I’m going to kick things off with a quote from the philosopher Murray:
“When Chekhov saw the long winter, he saw a winter bleak and dark and bereft of hope. Yet we know that winter is just another step in the cycle of life. “
As always, well said, Bill. But I’m not suggesting winter is worth living for; we’ve been there and done that already. No, I’m merely reminding you that winter doesn’t last forever. Even Phil Connors was freed from his time loop prison eventually.
It is intrinsically linked to the concepts of rebirth, rejuvenation, renewal, resurrection and regrowth. There are lots of “re’s” associated with this season, which is a sort of middle child in the seasonal family tree. Spring begins and ends at different points in time depending on where you lay your hat.
In the Northern Hemisphere (like in the land of those would-be world conquerors, the Germans) the astronomical equinox between March 19th and 21st marks the first day of spring, and the summer solstice around June 21st is taken as the first day of summer.

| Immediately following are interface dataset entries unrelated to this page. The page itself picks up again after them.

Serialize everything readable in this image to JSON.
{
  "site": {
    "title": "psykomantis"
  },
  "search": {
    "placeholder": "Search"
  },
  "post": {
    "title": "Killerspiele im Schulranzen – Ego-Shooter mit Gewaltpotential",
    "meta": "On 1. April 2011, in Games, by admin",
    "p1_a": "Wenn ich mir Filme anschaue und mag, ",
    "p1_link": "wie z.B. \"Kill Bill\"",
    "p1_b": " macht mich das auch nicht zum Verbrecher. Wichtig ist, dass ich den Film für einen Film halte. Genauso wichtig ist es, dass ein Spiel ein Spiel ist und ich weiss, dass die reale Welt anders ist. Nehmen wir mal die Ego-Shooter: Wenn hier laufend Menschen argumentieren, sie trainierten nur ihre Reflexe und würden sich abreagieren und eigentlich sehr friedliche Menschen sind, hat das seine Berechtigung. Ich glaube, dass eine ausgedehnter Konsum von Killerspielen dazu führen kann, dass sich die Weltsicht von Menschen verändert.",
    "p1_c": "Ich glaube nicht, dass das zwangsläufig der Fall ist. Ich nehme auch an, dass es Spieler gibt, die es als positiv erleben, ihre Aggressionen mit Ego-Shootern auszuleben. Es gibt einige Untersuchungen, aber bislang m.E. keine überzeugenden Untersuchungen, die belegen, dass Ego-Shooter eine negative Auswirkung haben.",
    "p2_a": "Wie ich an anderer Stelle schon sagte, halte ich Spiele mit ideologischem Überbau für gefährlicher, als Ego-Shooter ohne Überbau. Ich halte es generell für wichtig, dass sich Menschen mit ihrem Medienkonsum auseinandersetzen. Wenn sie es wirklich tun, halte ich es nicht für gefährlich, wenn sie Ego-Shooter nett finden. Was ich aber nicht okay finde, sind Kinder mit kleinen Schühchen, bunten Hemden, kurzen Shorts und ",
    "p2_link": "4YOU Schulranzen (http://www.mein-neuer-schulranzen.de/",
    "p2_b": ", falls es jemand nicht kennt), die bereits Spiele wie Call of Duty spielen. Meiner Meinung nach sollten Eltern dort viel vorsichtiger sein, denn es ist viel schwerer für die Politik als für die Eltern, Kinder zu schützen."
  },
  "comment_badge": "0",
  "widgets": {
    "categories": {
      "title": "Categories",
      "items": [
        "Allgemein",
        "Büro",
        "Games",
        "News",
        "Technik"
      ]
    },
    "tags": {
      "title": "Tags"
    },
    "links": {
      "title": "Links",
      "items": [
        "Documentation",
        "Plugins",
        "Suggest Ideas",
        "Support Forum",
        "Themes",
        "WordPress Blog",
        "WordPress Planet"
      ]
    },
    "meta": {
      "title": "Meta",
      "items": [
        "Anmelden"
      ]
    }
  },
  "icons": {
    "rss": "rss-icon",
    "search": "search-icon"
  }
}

In Persian culture the first day of spring is the first day of the first month (called Farvardin) which begins on the 20th or 21st of March.
According to the Celtic tradition, which is based solely on daylight and the strength of the noon sun, spring begins in early February, near Imbolc or Candlemas (Christmas for candles?) and continues until early May (Beltane).
As far as anyone is concerned, you are now a world traveler. You’re welcome.
But getting back to spring, many of us develop cabin fever over the course of the winter and it can suck the zeal out of you faster than a mother-in-law at a family dinner. Our pets feel the effects of winter too; being stuck inside for months instead of being able to roam free (and leave your waste all over my yard) isn’t easy for those with the instinct to run free. Squirrels and most other actual wildlife, whether they be domestic or otherwise, were also born to enjoy the warmer weather.
Fun fact: I shovel a path from our front porch to the tree in our front yard every time it snows so our local squirrel population can reach the treats and leftovers my wife leaves for them. She also leaves food out for the skunks, possums, rabbits, cats and whatever the hell else is roaming out there at night or waiting to chase me in the wee hours of the morning when I’m walking to work. Ain’t she the best?
But I think winter must be hardest on plant life. Can you imagine being rendered catatonic for months by your environment? Yes, I realize I just described every federal government employee on both sides of the border, but focus, people! Spring resurrects flowers and other plant life, which in turn gives life back to bees, birds and the homeowners in my neighborhood.
It brings back delicious scents, more hours of sunlight, moderate temps, green grass, vegetable gardens, the human desire to travel, leaves on trees (which you eventually have to rake up!), open windows, outdoor exercise routines, and a bunch of other stuff that I’m not smart enough to consider.
But it’s the rebirth part that should concern us most today. Spring is a perfect time to let hope back into your heart and give life a chance again. Step outside and let the warmer wind blow across the stress lines on your face. Let the sun dry your tears. Breathe in the scents of spring and let them rejuvenate your spirit.
Life is hope and no season better embodies life than springtime.
See you in the lobby, people…